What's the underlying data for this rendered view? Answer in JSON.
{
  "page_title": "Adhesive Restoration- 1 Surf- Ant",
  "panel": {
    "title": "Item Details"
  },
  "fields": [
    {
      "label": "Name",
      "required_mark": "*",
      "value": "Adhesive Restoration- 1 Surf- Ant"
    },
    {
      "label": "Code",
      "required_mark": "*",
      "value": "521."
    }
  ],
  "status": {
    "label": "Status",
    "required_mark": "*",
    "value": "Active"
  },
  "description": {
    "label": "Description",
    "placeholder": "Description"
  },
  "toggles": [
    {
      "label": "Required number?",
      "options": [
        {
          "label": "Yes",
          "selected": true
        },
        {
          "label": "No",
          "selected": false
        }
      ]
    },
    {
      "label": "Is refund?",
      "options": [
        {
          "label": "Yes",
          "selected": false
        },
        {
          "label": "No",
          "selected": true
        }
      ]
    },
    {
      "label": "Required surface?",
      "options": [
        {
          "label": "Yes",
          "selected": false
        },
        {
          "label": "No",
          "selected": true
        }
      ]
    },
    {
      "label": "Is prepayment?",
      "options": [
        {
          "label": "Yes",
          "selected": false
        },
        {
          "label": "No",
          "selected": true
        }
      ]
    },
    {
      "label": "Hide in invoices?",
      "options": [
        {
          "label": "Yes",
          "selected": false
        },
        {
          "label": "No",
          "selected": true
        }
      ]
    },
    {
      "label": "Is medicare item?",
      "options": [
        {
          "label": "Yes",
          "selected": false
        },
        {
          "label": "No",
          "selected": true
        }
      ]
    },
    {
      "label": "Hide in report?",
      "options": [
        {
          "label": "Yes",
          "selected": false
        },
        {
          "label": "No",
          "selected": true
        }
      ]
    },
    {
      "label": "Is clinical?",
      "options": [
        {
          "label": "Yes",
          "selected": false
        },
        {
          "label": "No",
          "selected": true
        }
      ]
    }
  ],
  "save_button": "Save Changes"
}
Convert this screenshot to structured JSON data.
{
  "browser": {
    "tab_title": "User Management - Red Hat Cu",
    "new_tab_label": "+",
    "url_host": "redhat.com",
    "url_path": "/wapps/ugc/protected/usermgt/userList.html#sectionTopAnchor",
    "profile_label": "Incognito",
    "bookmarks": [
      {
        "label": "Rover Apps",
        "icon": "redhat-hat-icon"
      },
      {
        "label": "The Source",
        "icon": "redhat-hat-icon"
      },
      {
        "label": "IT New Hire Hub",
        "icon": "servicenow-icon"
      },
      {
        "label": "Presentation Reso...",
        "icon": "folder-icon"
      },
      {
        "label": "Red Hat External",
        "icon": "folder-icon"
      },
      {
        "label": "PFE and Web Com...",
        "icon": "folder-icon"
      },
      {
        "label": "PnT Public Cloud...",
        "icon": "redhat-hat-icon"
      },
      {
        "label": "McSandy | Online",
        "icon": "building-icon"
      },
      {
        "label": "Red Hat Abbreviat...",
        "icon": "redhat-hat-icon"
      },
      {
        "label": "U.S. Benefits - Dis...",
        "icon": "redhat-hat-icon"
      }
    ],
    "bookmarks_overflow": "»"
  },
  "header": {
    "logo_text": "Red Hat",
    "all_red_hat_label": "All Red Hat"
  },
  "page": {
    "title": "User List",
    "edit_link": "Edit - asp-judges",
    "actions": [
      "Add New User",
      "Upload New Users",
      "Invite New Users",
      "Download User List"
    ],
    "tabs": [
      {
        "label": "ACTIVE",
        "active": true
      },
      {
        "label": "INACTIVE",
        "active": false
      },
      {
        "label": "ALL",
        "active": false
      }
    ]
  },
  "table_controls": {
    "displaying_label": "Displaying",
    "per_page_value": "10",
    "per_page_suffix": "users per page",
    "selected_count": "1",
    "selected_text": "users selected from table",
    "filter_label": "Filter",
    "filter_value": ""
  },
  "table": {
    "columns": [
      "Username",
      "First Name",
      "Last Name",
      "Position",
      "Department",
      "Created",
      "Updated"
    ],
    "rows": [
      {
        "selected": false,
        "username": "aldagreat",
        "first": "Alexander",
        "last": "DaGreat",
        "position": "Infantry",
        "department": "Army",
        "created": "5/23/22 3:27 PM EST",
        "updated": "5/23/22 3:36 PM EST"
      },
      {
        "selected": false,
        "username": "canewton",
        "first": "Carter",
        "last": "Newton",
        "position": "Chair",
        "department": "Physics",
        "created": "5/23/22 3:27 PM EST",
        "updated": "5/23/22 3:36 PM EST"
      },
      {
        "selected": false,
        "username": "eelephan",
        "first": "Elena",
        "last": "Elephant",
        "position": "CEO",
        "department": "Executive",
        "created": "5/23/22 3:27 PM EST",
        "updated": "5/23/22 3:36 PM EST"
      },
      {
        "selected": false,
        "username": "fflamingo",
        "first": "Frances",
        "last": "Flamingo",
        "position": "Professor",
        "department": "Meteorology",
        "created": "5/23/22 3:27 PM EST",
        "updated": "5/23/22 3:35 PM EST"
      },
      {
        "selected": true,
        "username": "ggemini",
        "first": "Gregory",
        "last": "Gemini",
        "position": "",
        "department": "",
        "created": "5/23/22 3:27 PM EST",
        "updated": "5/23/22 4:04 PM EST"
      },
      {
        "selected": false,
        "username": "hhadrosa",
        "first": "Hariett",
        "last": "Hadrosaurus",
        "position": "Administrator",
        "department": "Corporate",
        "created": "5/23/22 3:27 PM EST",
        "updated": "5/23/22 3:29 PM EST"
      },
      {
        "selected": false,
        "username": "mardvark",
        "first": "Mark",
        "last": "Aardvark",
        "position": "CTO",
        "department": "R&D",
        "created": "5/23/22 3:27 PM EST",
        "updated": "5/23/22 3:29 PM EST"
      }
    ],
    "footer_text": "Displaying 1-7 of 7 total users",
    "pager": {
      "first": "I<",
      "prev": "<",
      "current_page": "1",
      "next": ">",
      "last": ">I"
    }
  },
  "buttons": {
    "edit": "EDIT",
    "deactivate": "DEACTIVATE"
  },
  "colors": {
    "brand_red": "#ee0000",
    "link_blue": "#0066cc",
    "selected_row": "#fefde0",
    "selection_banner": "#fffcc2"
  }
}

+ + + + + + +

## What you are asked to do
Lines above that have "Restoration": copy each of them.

## Task output
  "page_title": "Adhesive Restoration- 1 Surf- Ant",
      "value": "Adhesive Restoration- 1 Surf- Ant"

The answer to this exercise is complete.